WHAT YOU HAVE TO DO: Report every line below that carries the word "from".

:: INFORMATION SUPPLIED ::

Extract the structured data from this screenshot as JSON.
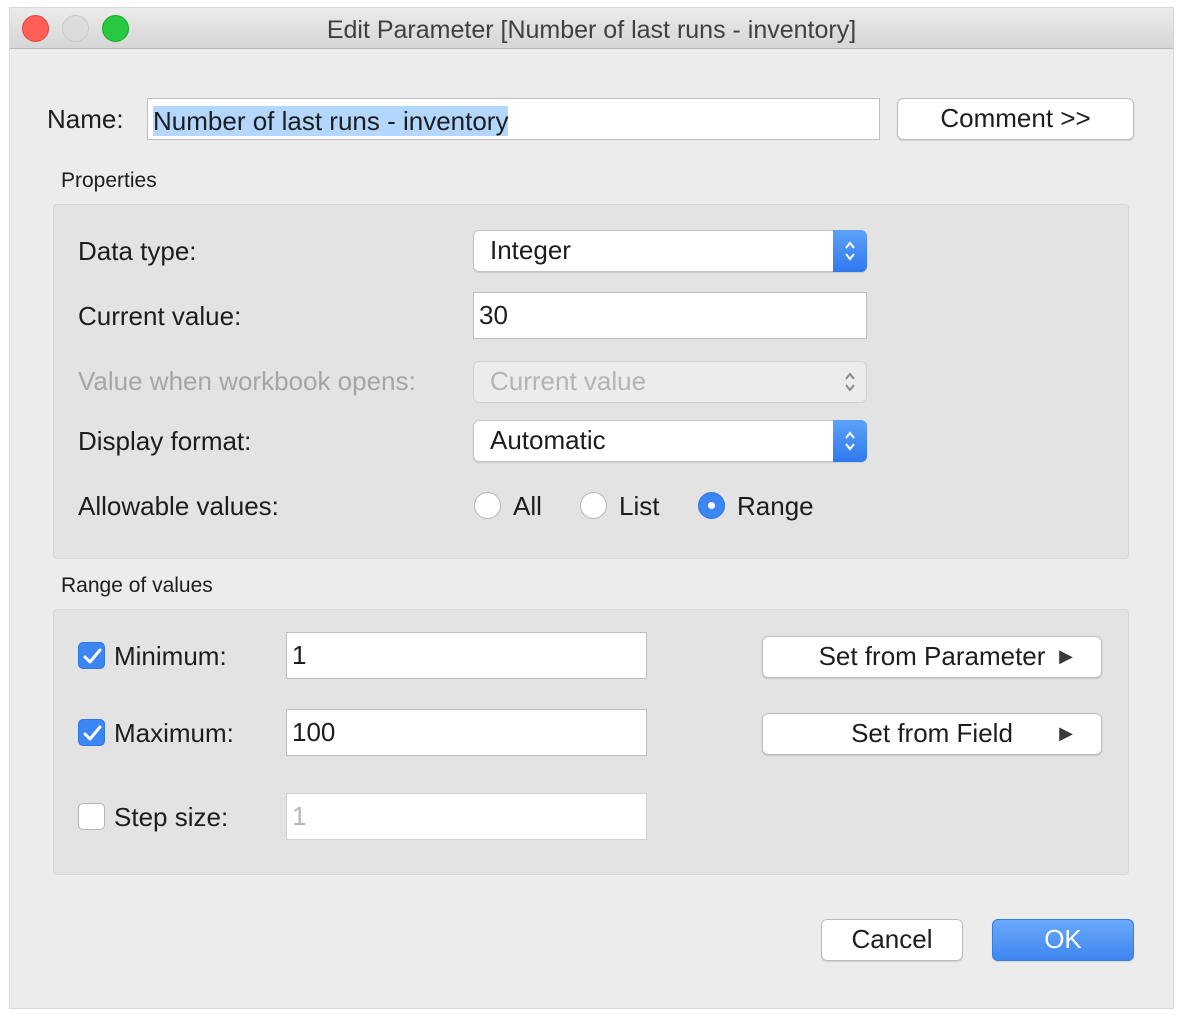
{
  "window": {
    "title": "Edit Parameter [Number of last runs - inventory]"
  },
  "name_row": {
    "label": "Name:",
    "value": "Number of last runs - inventory",
    "comment_button": "Comment >>"
  },
  "properties": {
    "section_title": "Properties",
    "data_type": {
      "label": "Data type:",
      "value": "Integer"
    },
    "current_value": {
      "label": "Current value:",
      "value": "30"
    },
    "workbook_opens": {
      "label": "Value when workbook opens:",
      "value": "Current value"
    },
    "display_format": {
      "label": "Display format:",
      "value": "Automatic"
    },
    "allowable_values": {
      "label": "Allowable values:",
      "options": [
        "All",
        "List",
        "Range"
      ],
      "selected": "Range"
    }
  },
  "range": {
    "section_title": "Range of values",
    "minimum": {
      "label": "Minimum:",
      "value": "1",
      "checked": true
    },
    "maximum": {
      "label": "Maximum:",
      "value": "100",
      "checked": true
    },
    "step_size": {
      "label": "Step size:",
      "value": "1",
      "checked": false
    },
    "set_from_parameter": "Set from Parameter",
    "set_from_field": "Set from Field"
  },
  "footer": {
    "cancel": "Cancel",
    "ok": "OK"
  },
  "colors": {
    "accent": "#3b86f2",
    "selection": "#b3d7ff",
    "close": "#ff5f57",
    "maximize": "#28c840"
  }
}
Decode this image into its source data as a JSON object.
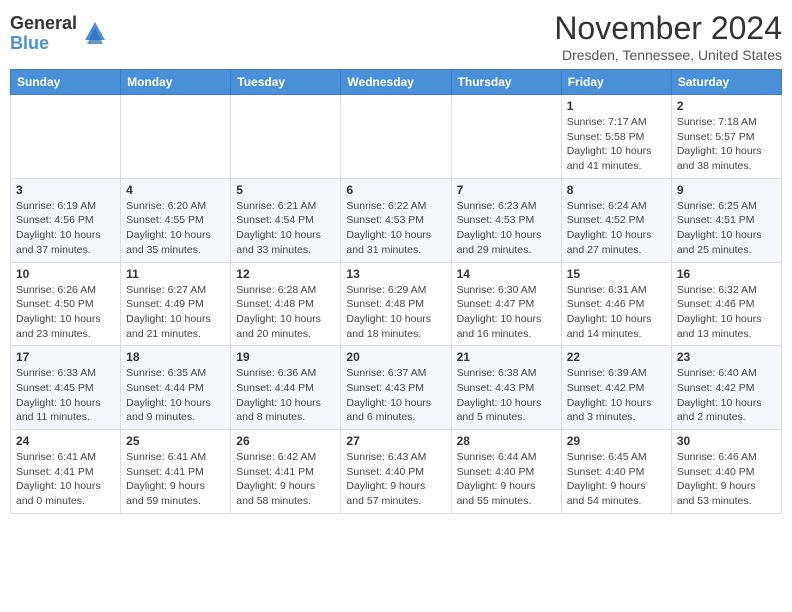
{
  "header": {
    "logo_general": "General",
    "logo_blue": "Blue",
    "month_title": "November 2024",
    "location": "Dresden, Tennessee, United States"
  },
  "weekdays": [
    "Sunday",
    "Monday",
    "Tuesday",
    "Wednesday",
    "Thursday",
    "Friday",
    "Saturday"
  ],
  "weeks": [
    [
      {
        "day": "",
        "info": ""
      },
      {
        "day": "",
        "info": ""
      },
      {
        "day": "",
        "info": ""
      },
      {
        "day": "",
        "info": ""
      },
      {
        "day": "",
        "info": ""
      },
      {
        "day": "1",
        "info": "Sunrise: 7:17 AM\nSunset: 5:58 PM\nDaylight: 10 hours and 41 minutes."
      },
      {
        "day": "2",
        "info": "Sunrise: 7:18 AM\nSunset: 5:57 PM\nDaylight: 10 hours and 38 minutes."
      }
    ],
    [
      {
        "day": "3",
        "info": "Sunrise: 6:19 AM\nSunset: 4:56 PM\nDaylight: 10 hours and 37 minutes."
      },
      {
        "day": "4",
        "info": "Sunrise: 6:20 AM\nSunset: 4:55 PM\nDaylight: 10 hours and 35 minutes."
      },
      {
        "day": "5",
        "info": "Sunrise: 6:21 AM\nSunset: 4:54 PM\nDaylight: 10 hours and 33 minutes."
      },
      {
        "day": "6",
        "info": "Sunrise: 6:22 AM\nSunset: 4:53 PM\nDaylight: 10 hours and 31 minutes."
      },
      {
        "day": "7",
        "info": "Sunrise: 6:23 AM\nSunset: 4:53 PM\nDaylight: 10 hours and 29 minutes."
      },
      {
        "day": "8",
        "info": "Sunrise: 6:24 AM\nSunset: 4:52 PM\nDaylight: 10 hours and 27 minutes."
      },
      {
        "day": "9",
        "info": "Sunrise: 6:25 AM\nSunset: 4:51 PM\nDaylight: 10 hours and 25 minutes."
      }
    ],
    [
      {
        "day": "10",
        "info": "Sunrise: 6:26 AM\nSunset: 4:50 PM\nDaylight: 10 hours and 23 minutes."
      },
      {
        "day": "11",
        "info": "Sunrise: 6:27 AM\nSunset: 4:49 PM\nDaylight: 10 hours and 21 minutes."
      },
      {
        "day": "12",
        "info": "Sunrise: 6:28 AM\nSunset: 4:48 PM\nDaylight: 10 hours and 20 minutes."
      },
      {
        "day": "13",
        "info": "Sunrise: 6:29 AM\nSunset: 4:48 PM\nDaylight: 10 hours and 18 minutes."
      },
      {
        "day": "14",
        "info": "Sunrise: 6:30 AM\nSunset: 4:47 PM\nDaylight: 10 hours and 16 minutes."
      },
      {
        "day": "15",
        "info": "Sunrise: 6:31 AM\nSunset: 4:46 PM\nDaylight: 10 hours and 14 minutes."
      },
      {
        "day": "16",
        "info": "Sunrise: 6:32 AM\nSunset: 4:46 PM\nDaylight: 10 hours and 13 minutes."
      }
    ],
    [
      {
        "day": "17",
        "info": "Sunrise: 6:33 AM\nSunset: 4:45 PM\nDaylight: 10 hours and 11 minutes."
      },
      {
        "day": "18",
        "info": "Sunrise: 6:35 AM\nSunset: 4:44 PM\nDaylight: 10 hours and 9 minutes."
      },
      {
        "day": "19",
        "info": "Sunrise: 6:36 AM\nSunset: 4:44 PM\nDaylight: 10 hours and 8 minutes."
      },
      {
        "day": "20",
        "info": "Sunrise: 6:37 AM\nSunset: 4:43 PM\nDaylight: 10 hours and 6 minutes."
      },
      {
        "day": "21",
        "info": "Sunrise: 6:38 AM\nSunset: 4:43 PM\nDaylight: 10 hours and 5 minutes."
      },
      {
        "day": "22",
        "info": "Sunrise: 6:39 AM\nSunset: 4:42 PM\nDaylight: 10 hours and 3 minutes."
      },
      {
        "day": "23",
        "info": "Sunrise: 6:40 AM\nSunset: 4:42 PM\nDaylight: 10 hours and 2 minutes."
      }
    ],
    [
      {
        "day": "24",
        "info": "Sunrise: 6:41 AM\nSunset: 4:41 PM\nDaylight: 10 hours and 0 minutes."
      },
      {
        "day": "25",
        "info": "Sunrise: 6:41 AM\nSunset: 4:41 PM\nDaylight: 9 hours and 59 minutes."
      },
      {
        "day": "26",
        "info": "Sunrise: 6:42 AM\nSunset: 4:41 PM\nDaylight: 9 hours and 58 minutes."
      },
      {
        "day": "27",
        "info": "Sunrise: 6:43 AM\nSunset: 4:40 PM\nDaylight: 9 hours and 57 minutes."
      },
      {
        "day": "28",
        "info": "Sunrise: 6:44 AM\nSunset: 4:40 PM\nDaylight: 9 hours and 55 minutes."
      },
      {
        "day": "29",
        "info": "Sunrise: 6:45 AM\nSunset: 4:40 PM\nDaylight: 9 hours and 54 minutes."
      },
      {
        "day": "30",
        "info": "Sunrise: 6:46 AM\nSunset: 4:40 PM\nDaylight: 9 hours and 53 minutes."
      }
    ]
  ]
}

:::

REPLY TO THE EXERCISE:
Extract the structured data from this screenshot as JSON.
    "set_from_parameter": "Set from Parameter",
    "set_from_field": "Set from Field"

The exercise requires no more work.